Click here:
Fall Foliage Walk 2007


On Sunday, September 30, 2007, Kingston Greenways Association hosted a leisurely walk through the newly opened Griggstown Native Grasslands Preserve at 1091 Canal Road in Griggstown. The Griggstown Native Grassland Preserve was one of two grassland habitats recently established in Griggstown through the cooperation of New Jersey Audubon and Franklin Township. A 102-acre section of the property was plowed and planted with native grasses and wildflowers to provide habitat for birds that require grasslands for breeding.

Click here for a slide show of scenes from the walk: Grasslands Photos

For more information about the Grassland Preserve, visit http://www.njaudubon.org/Conservation/Griggstown.html


This walk led through the Princeton Nursery Lands. KGA helped to champion the acquisition of the property, as it is a critical component of Kingston's greenbelt. Two very special co-leaders--KGA Trustee and nurseryman Bill Flemer IV, and Jim Consolloy, the Head Grounds Manager for Princeton University--shared their enthusiasm and expertise. Bill is a member of the Flemer family, which founded Princeton Nurseries, so he has an intimate knowledge of the wholesale nursery business that once thrived at this site. Jim Consolloy is responsible for maintaining Princeton University's 2300 acres and over 400 species of trees.

The 50 people who attended the walk were treated to a wealth of Princeton Nurseries History, and tips on tree identification, highlighting not only native trees, but also specimens of Princeton Nurseries' unique cultivars, such as the 'Princeton Sentry' Ginkgo, and 'Bonfire' and 'Goldspire' sugar maples, aflame in their glorious fall colors.

To view more Fall Foliage Walk photos, please click here

Jim Consolloy, Head Groundskeeper for Princeton University
Nurseryman William Flemer IV


The Christmas Bird Count is a long-standing program of the National Audubon Society.
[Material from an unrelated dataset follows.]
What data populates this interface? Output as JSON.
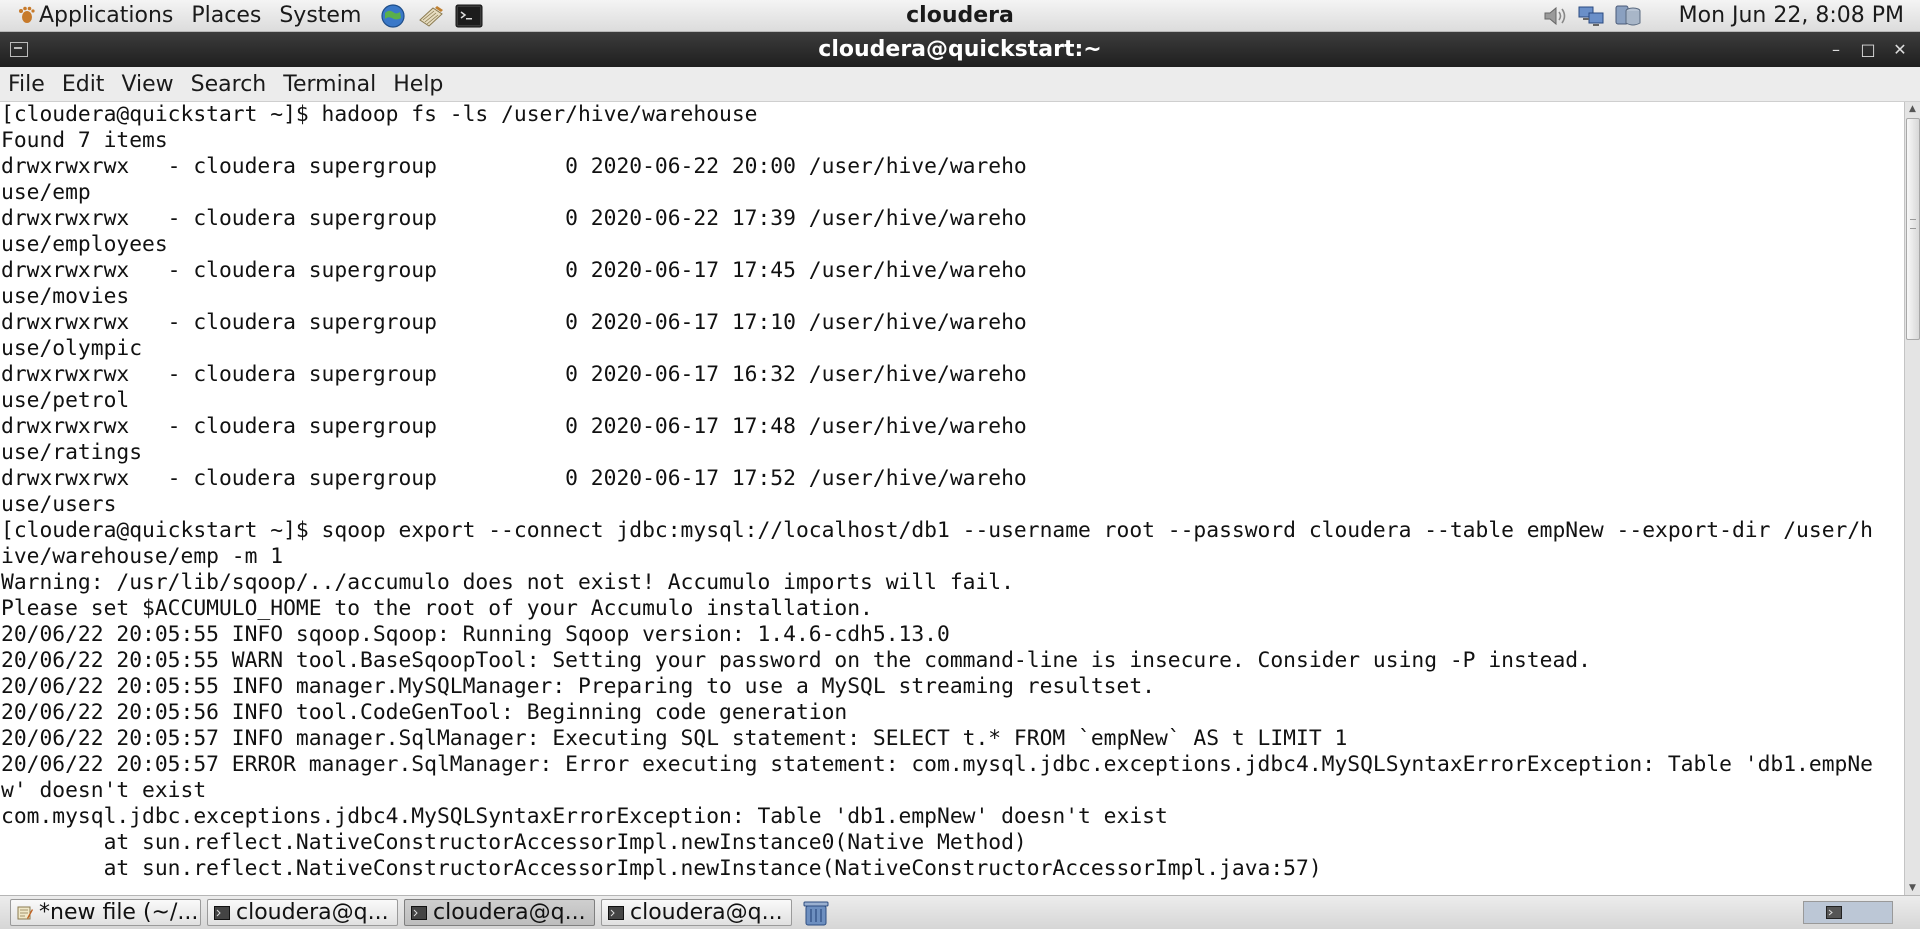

It is an early-winter bird census, where volunteers count every bird they see or hear all day in a specified area. It’s not just a species tally—-all birds are counted all day, giving an indication of the total number of birds in the circle that day. More than 50,000 observers participate each year in this all-day census of early-winter bird populations. The results of their efforts are compiled into the longest-running database in ornithology, representing over a century of unbroken data on trends of early-winter bird populations across the Americas. Simply put, the Christmas Bird Count, or "CBC", is citizen science in action. KGA has supported this effort by participating in the last nine counts.

The primary objective of the Christmas Bird Count is to monitor the status and distribution of winter bird populations across the Western Hemisphere. When these data are combined with other surveys such as the Breeding Bird Survey, we gain a picture of how the continent's bird populations have changed in time and space over the past hundred years. The information is also vital for conservation. For example, local trends in bird populations can indicate habitat fragmentation or signal an immediate environmental threat, such as groundwater contamination or poisoning from improper use of pesticides.

Here are the final results of the Kingston segment of the 2006 Christmas Bird Count. We had an excellent year - 51 species (a new high), 6 new species, high counts for 11 of the species that we had on our cumulative list, and a respectable 3720 total of birds!

2006 Christmas Bird Count Results

   Kingston resident Cathy Pavelec took this photograph of a turkey vulture sitting on top of the basketball hoop pole at the Laurel Avenue School. "Because the sun was behind him," she says, "you can see how beautiful his feathers are. Their wing span can be as large as 6 feet, and this one's was at least in the 4 to 5 foot range. They're quite majestic and are very peaceful creatures." Karen Linder commented, "It adds new meaning to community use of the school playing fields!"